**Required work**
Say how many lines in the records contain the string "function". Nothing but the number should be given.

========================

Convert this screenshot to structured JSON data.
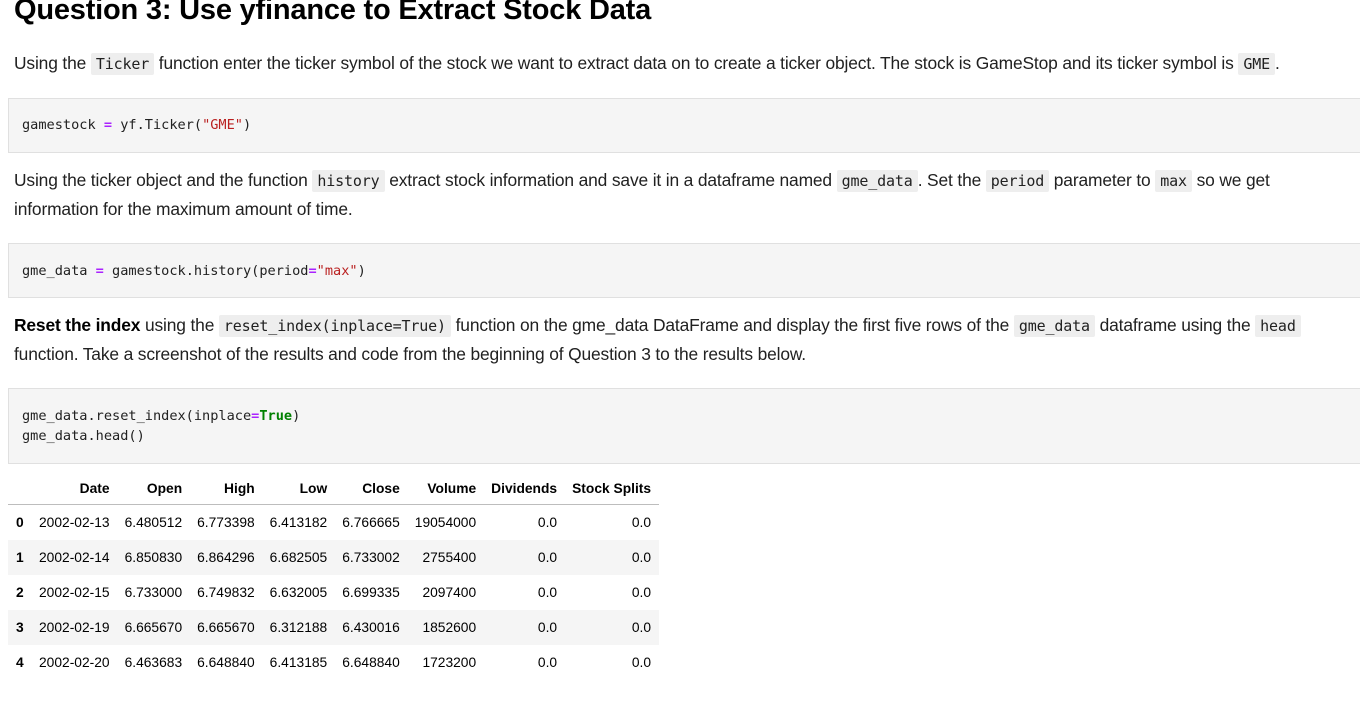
{
  "heading": "Question 3: Use yfinance to Extract Stock Data",
  "para1": {
    "t1": "Using the ",
    "c1": "Ticker",
    "t2": " function enter the ticker symbol of the stock we want to extract data on to create a ticker object. The stock is GameStop and its ticker symbol is ",
    "c2": "GME",
    "t3": "."
  },
  "cell1": {
    "var": "gamestock ",
    "op": "=",
    "rest": " yf.Ticker(",
    "str": "\"GME\"",
    "close": ")"
  },
  "para2": {
    "t1": "Using the ticker object and the function ",
    "c1": "history",
    "t2": " extract stock information and save it in a dataframe named ",
    "c2": "gme_data",
    "t3": ". Set the ",
    "c3": "period",
    "t4": " parameter to ",
    "c4": "max",
    "t5": " so we get information for the maximum amount of time."
  },
  "cell2": {
    "var": "gme_data ",
    "op": "=",
    "rest": " gamestock.history(period",
    "op2": "=",
    "str": "\"max\"",
    "close": ")"
  },
  "para3": {
    "bold": "Reset the index",
    "t1": " using the ",
    "c1": "reset_index(inplace=True)",
    "t2": " function on the gme_data DataFrame and display the first five rows of the ",
    "c2": "gme_data",
    "t3": " dataframe using the ",
    "c3": "head",
    "t4": " function. Take a screenshot of the results and code from the beginning of Question 3 to the results below."
  },
  "cell3": {
    "line1a": "gme_data.reset_index(inplace",
    "op": "=",
    "kw": "True",
    "line1b": ")",
    "line2": "gme_data.head()"
  },
  "table": {
    "columns": [
      "Date",
      "Open",
      "High",
      "Low",
      "Close",
      "Volume",
      "Dividends",
      "Stock Splits"
    ],
    "rows": [
      {
        "index": "0",
        "cells": [
          "2002-02-13",
          "6.480512",
          "6.773398",
          "6.413182",
          "6.766665",
          "19054000",
          "0.0",
          "0.0"
        ]
      },
      {
        "index": "1",
        "cells": [
          "2002-02-14",
          "6.850830",
          "6.864296",
          "6.682505",
          "6.733002",
          "2755400",
          "0.0",
          "0.0"
        ]
      },
      {
        "index": "2",
        "cells": [
          "2002-02-15",
          "6.733000",
          "6.749832",
          "6.632005",
          "6.699335",
          "2097400",
          "0.0",
          "0.0"
        ]
      },
      {
        "index": "3",
        "cells": [
          "2002-02-19",
          "6.665670",
          "6.665670",
          "6.312188",
          "6.430016",
          "1852600",
          "0.0",
          "0.0"
        ]
      },
      {
        "index": "4",
        "cells": [
          "2002-02-20",
          "6.463683",
          "6.648840",
          "6.413185",
          "6.648840",
          "1723200",
          "0.0",
          "0.0"
        ]
      }
    ]
  }
}
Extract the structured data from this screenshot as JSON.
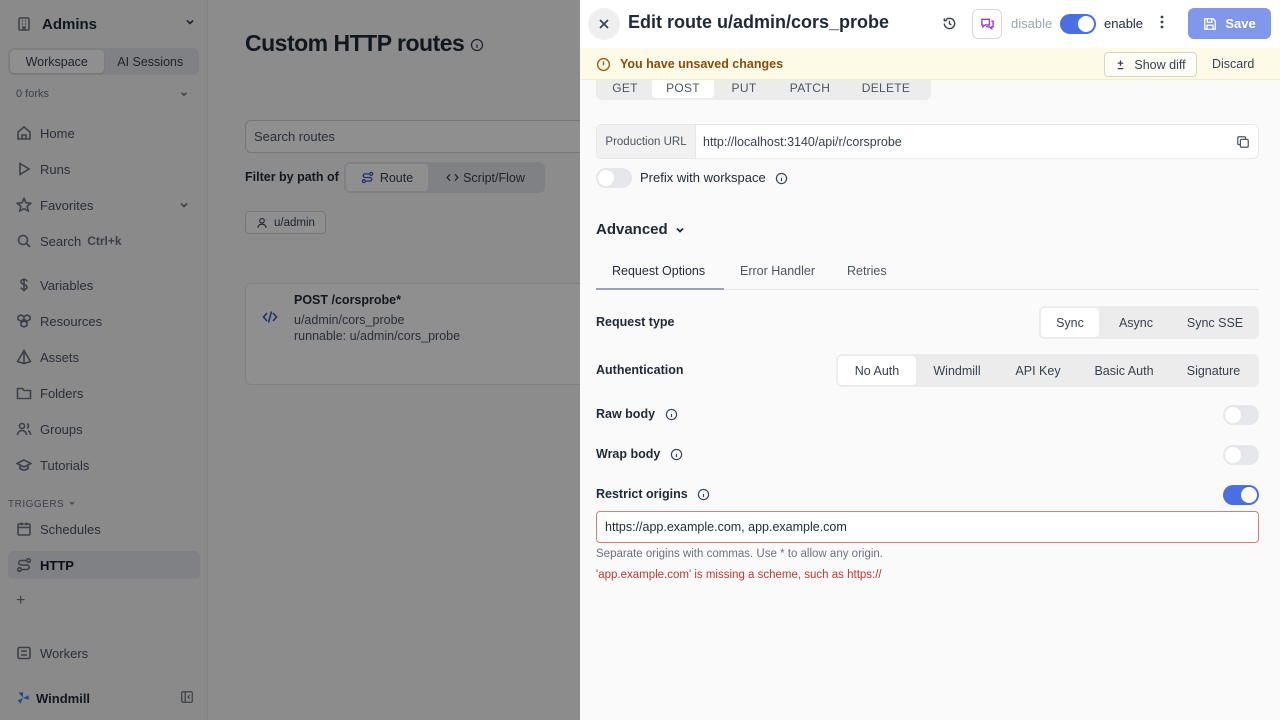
{
  "sidebar": {
    "workspace": "Admins",
    "seg": [
      "Workspace",
      "AI Sessions"
    ],
    "forks": "0 forks",
    "nav": [
      {
        "label": "Home",
        "icon": "home-icon"
      },
      {
        "label": "Runs",
        "icon": "play-icon"
      },
      {
        "label": "Favorites",
        "icon": "star-icon"
      },
      {
        "label": "Search",
        "icon": "search-icon",
        "kbd": "Ctrl+k"
      },
      {
        "label": "Variables",
        "icon": "dollar-icon"
      },
      {
        "label": "Resources",
        "icon": "boxes-icon"
      },
      {
        "label": "Assets",
        "icon": "pyramid-icon"
      },
      {
        "label": "Folders",
        "icon": "folder-icon"
      },
      {
        "label": "Groups",
        "icon": "users-icon"
      },
      {
        "label": "Tutorials",
        "icon": "graduation-cap-icon"
      }
    ],
    "triggers_label": "TRIGGERS",
    "triggers": [
      {
        "label": "Schedules",
        "icon": "calendar-icon"
      },
      {
        "label": "HTTP",
        "icon": "route-icon",
        "active": true
      }
    ],
    "workers": "Workers",
    "brand": "Windmill"
  },
  "main": {
    "title": "Custom HTTP routes",
    "search_placeholder": "Search routes",
    "filter_label": "Filter by path of",
    "filter_options": [
      "Route",
      "Script/Flow"
    ],
    "owner_chip": "u/admin",
    "card": {
      "title": "POST /corsprobe*",
      "path": "u/admin/cors_probe",
      "runnable": "runnable: u/admin/cors_probe"
    }
  },
  "drawer": {
    "title": "Edit route u/admin/cors_probe",
    "disable_label": "disable",
    "enable_label": "enable",
    "save_label": "Save",
    "unsaved": "You have unsaved changes",
    "show_diff": "Show diff",
    "discard": "Discard",
    "methods": [
      "GET",
      "POST",
      "PUT",
      "PATCH",
      "DELETE"
    ],
    "selected_method": "POST",
    "url_label": "Production URL",
    "url_value": "http://localhost:3140/api/r/corsprobe",
    "prefix_label": "Prefix with workspace",
    "advanced": "Advanced",
    "tabs": [
      "Request Options",
      "Error Handler",
      "Retries"
    ],
    "request_type_label": "Request type",
    "request_types": [
      "Sync",
      "Async",
      "Sync SSE"
    ],
    "auth_label": "Authentication",
    "auth_options": [
      "No Auth",
      "Windmill",
      "API Key",
      "Basic Auth",
      "Signature"
    ],
    "raw_body": "Raw body",
    "wrap_body": "Wrap body",
    "restrict_origins": "Restrict origins",
    "origins_value": "https://app.example.com, app.example.com",
    "origins_hint": "Separate origins with commas. Use * to allow any origin.",
    "origins_error": "'app.example.com' is missing a scheme, such as https://"
  },
  "colors": {
    "accent": "#4a6fe2",
    "error": "#c0392b",
    "warn_bg": "#fefae8"
  }
}
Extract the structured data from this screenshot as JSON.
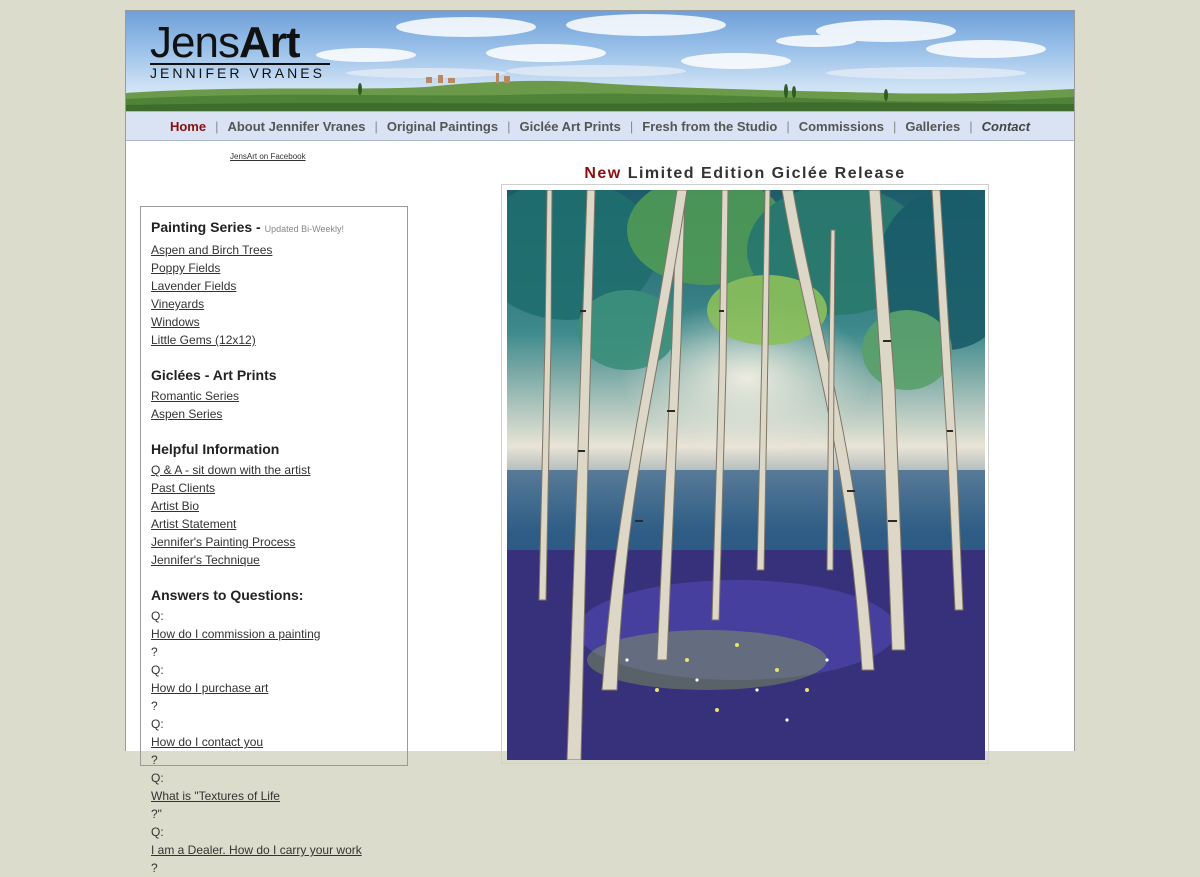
{
  "logo": {
    "word_light": "Jens",
    "word_bold": "Art",
    "subtitle": "JENNIFER VRANES"
  },
  "nav": {
    "items": [
      {
        "label": "Home"
      },
      {
        "label": "About Jennifer Vranes"
      },
      {
        "label": "Original Paintings"
      },
      {
        "label": "Giclée Art Prints"
      },
      {
        "label": "Fresh from the Studio"
      },
      {
        "label": "Commissions"
      },
      {
        "label": "Galleries"
      },
      {
        "label": "Contact"
      }
    ],
    "separator": "|"
  },
  "facebook_link": "JensArt on Facebook",
  "sidebar": {
    "painting_series": {
      "title": "Painting Series",
      "note": "Updated Bi-Weekly!",
      "links": [
        "Aspen and Birch Trees",
        "Poppy Fields",
        "Lavender Fields",
        "Vineyards",
        "Windows",
        "Little Gems (12x12)"
      ]
    },
    "giclees": {
      "title": "Giclées - Art Prints",
      "links": [
        "Romantic Series",
        "Aspen Series"
      ]
    },
    "helpful": {
      "title": "Helpful Information",
      "links": [
        "Q & A - sit down with the artist",
        "Past Clients",
        "Artist Bio",
        "Artist Statement",
        "Jennifer's Painting Process",
        "Jennifer's Technique"
      ]
    },
    "answers": {
      "title": "Answers to Questions:",
      "prefix": "Q:",
      "items": [
        {
          "link": "How do I commission a painting",
          "suffix": "?"
        },
        {
          "link": "How do I purchase art",
          "suffix": "?"
        },
        {
          "link": "How do I contact you",
          "suffix": "?"
        },
        {
          "link": "What is \"Textures of Life",
          "suffix": "?\""
        },
        {
          "link": "I am a Dealer.  How do I carry your work",
          "suffix": "?"
        }
      ]
    }
  },
  "feature": {
    "title_highlight": "New",
    "title_rest": "Limited Edition Giclée Release"
  },
  "colors": {
    "background": "#dcdccc",
    "nav_bg": "#d9e3f3",
    "accent_red": "#8a1010"
  }
}
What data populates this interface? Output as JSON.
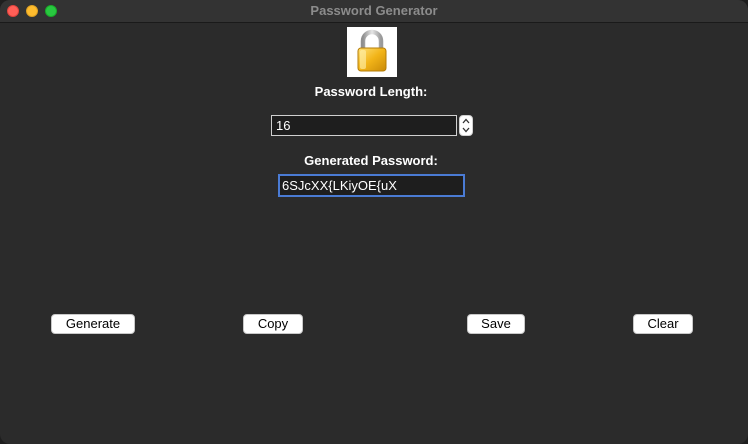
{
  "window": {
    "title": "Password Generator"
  },
  "icon": {
    "name": "lock-icon",
    "colors": {
      "body": "#f2b418",
      "shackle": "#c9c9c9"
    }
  },
  "length": {
    "label": "Password Length:",
    "value": "16"
  },
  "generated": {
    "label": "Generated Password:",
    "value": "6SJcXX{LKiyOE{uX"
  },
  "buttons": {
    "generate": "Generate",
    "copy": "Copy",
    "save": "Save",
    "clear": "Clear"
  },
  "colors": {
    "background": "#2b2b2b",
    "focus_border": "#4a7bd4"
  }
}
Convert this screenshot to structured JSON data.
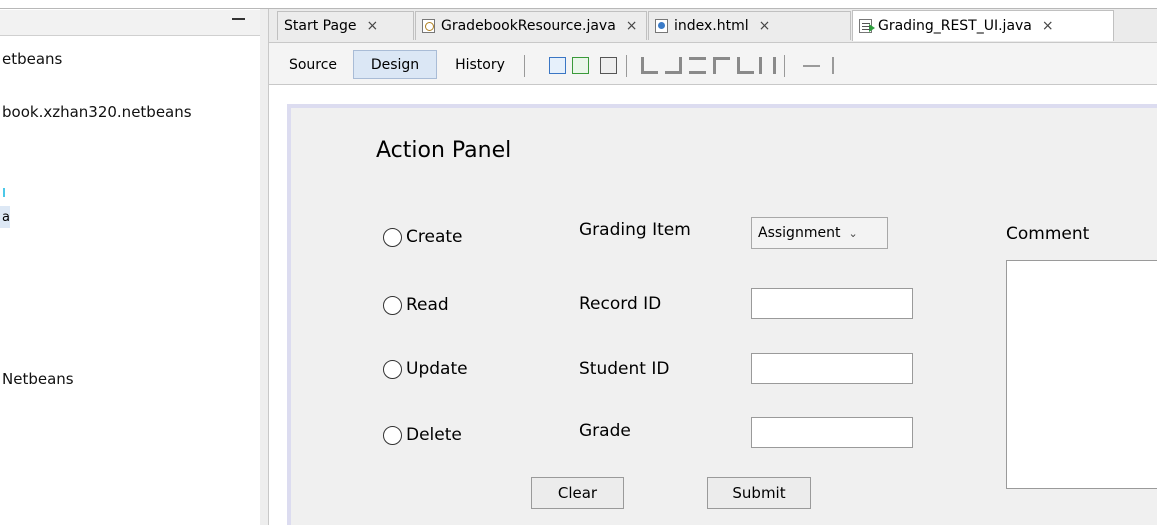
{
  "left_pane": {
    "items": [
      "etbeans",
      "book.xzhan320.netbeans",
      "a",
      "Netbeans"
    ]
  },
  "tabs": [
    {
      "label": "Start Page",
      "close": "×",
      "icon": ""
    },
    {
      "label": "GradebookResource.java",
      "close": "×",
      "icon": "java-file-icon"
    },
    {
      "label": "index.html",
      "close": "×",
      "icon": "html-file-icon"
    },
    {
      "label": "Grading_REST_UI.java",
      "close": "×",
      "icon": "form-file-icon",
      "active": true
    }
  ],
  "toolbar": {
    "source": "Source",
    "design": "Design",
    "history": "History",
    "active": "Design"
  },
  "form": {
    "title": "Action Panel",
    "radios": [
      "Create",
      "Read",
      "Update",
      "Delete"
    ],
    "labels": {
      "grading_item": "Grading Item",
      "record_id": "Record ID",
      "student_id": "Student ID",
      "grade": "Grade",
      "comment": "Comment"
    },
    "grading_item_selected": "Assignment",
    "buttons": {
      "clear": "Clear",
      "submit": "Submit"
    }
  },
  "colors": {
    "form_bg": "#f0f0f0",
    "form_border": "#dcdcf0",
    "active_toolbar": "#dbe7f5"
  }
}
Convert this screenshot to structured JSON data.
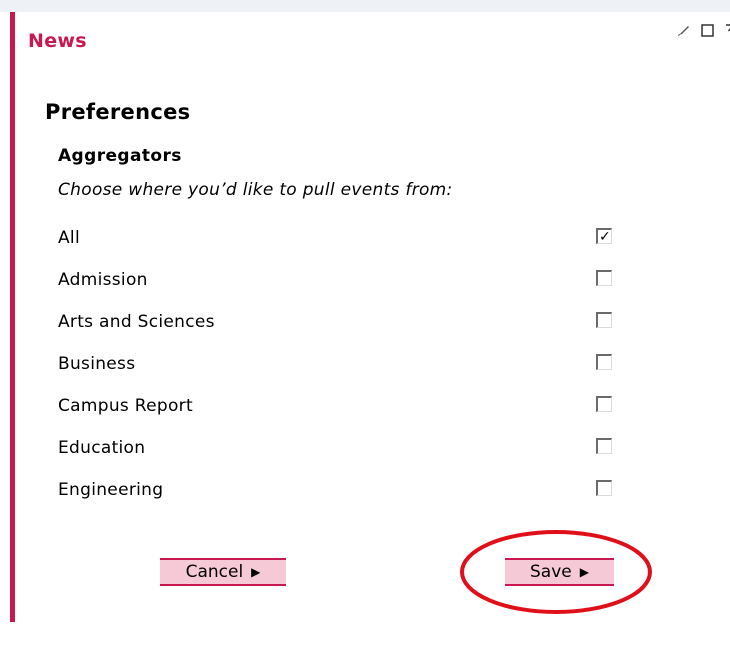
{
  "portlet": {
    "title": "News",
    "controls": [
      {
        "name": "edit-icon"
      },
      {
        "name": "maximize-icon"
      },
      {
        "name": "pin-to-top-icon"
      }
    ]
  },
  "preferences": {
    "heading": "Preferences",
    "section_title": "Aggregators",
    "prompt": "Choose where you’d like to pull events from:",
    "options": [
      {
        "label": "All",
        "checked": true
      },
      {
        "label": "Admission",
        "checked": false
      },
      {
        "label": "Arts and Sciences",
        "checked": false
      },
      {
        "label": "Business",
        "checked": false
      },
      {
        "label": "Campus Report",
        "checked": false
      },
      {
        "label": "Education",
        "checked": false
      },
      {
        "label": "Engineering",
        "checked": false
      }
    ]
  },
  "buttons": {
    "cancel_label": "Cancel",
    "save_label": "Save"
  },
  "colors": {
    "accent": "#c8184f",
    "button_bg": "#f5c9d6",
    "annotation": "#e0101a"
  }
}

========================

**Response to the task**
4